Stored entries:
- Opening Delimiter -

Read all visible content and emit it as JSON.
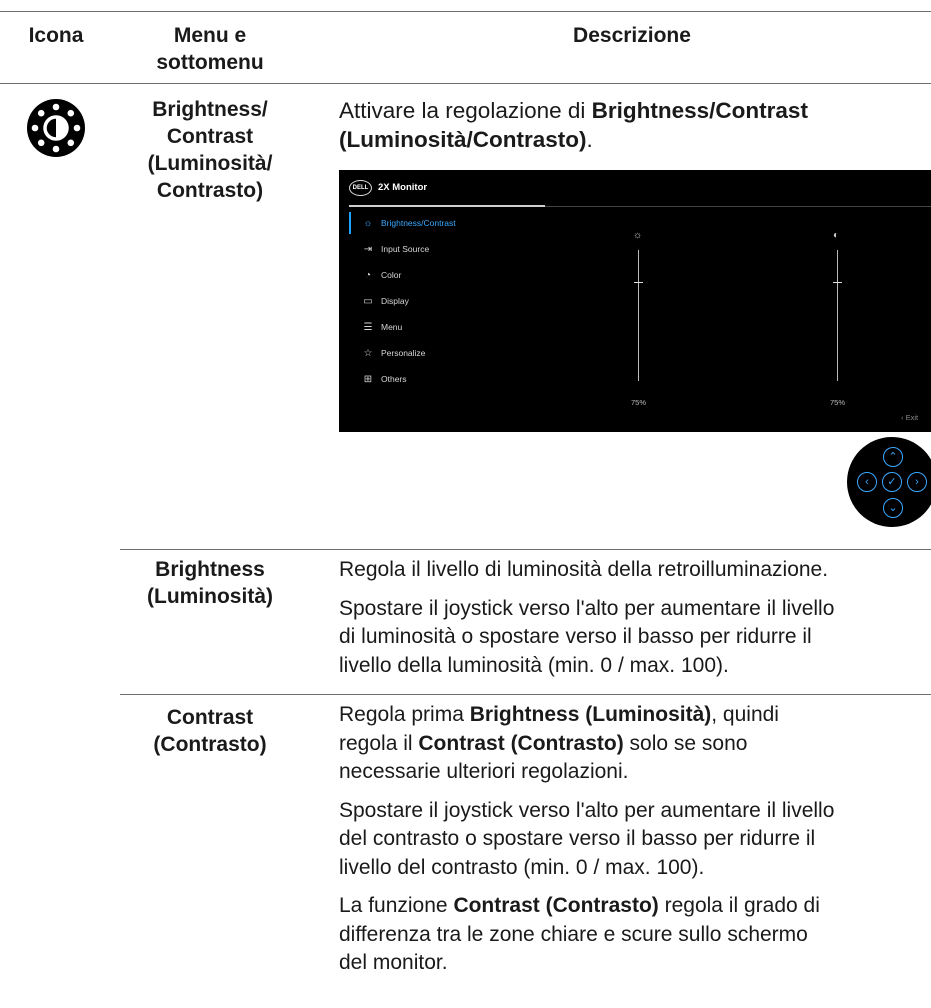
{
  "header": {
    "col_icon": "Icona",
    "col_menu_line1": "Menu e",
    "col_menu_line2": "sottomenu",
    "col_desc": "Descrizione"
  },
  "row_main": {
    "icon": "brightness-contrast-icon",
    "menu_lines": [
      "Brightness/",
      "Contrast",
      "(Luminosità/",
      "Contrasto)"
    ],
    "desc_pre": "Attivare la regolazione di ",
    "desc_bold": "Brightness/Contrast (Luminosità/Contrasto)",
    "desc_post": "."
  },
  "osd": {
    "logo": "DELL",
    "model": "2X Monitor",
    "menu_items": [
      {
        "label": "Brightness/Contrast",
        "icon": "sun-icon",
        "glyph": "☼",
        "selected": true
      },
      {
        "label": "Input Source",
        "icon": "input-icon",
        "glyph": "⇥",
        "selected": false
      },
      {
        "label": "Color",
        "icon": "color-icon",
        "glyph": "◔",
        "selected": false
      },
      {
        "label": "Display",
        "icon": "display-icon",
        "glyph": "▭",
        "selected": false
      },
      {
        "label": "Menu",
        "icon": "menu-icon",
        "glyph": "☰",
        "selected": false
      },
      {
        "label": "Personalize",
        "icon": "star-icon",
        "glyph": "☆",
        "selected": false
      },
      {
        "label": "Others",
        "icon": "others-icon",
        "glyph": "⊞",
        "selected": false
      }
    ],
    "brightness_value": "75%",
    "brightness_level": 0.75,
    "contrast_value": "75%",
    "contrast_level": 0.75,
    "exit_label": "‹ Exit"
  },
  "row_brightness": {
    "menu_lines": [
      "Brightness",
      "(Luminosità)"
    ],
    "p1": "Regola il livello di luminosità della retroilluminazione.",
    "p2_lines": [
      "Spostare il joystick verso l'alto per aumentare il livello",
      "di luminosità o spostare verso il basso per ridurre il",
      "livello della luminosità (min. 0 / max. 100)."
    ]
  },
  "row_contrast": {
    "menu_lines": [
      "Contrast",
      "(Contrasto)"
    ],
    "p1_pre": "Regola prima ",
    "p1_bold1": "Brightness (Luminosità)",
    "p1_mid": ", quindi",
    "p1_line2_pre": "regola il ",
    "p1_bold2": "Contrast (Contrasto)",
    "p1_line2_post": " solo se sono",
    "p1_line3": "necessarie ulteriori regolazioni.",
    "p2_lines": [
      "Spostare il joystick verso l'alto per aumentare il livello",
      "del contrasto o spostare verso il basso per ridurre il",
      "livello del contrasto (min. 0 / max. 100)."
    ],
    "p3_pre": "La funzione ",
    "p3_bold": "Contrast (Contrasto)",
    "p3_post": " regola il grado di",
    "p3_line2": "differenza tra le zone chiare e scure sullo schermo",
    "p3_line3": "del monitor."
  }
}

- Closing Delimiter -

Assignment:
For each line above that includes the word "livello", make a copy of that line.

Written response:
    "p1": "Regola il livello di luminosità della retroilluminazione.",
      "Spostare il joystick verso l'alto per aumentare il livello",
      "livello della luminosità (min. 0 / max. 100)."
      "Spostare il joystick verso l'alto per aumentare il livello",
      "livello del contrasto (min. 0 / max. 100)."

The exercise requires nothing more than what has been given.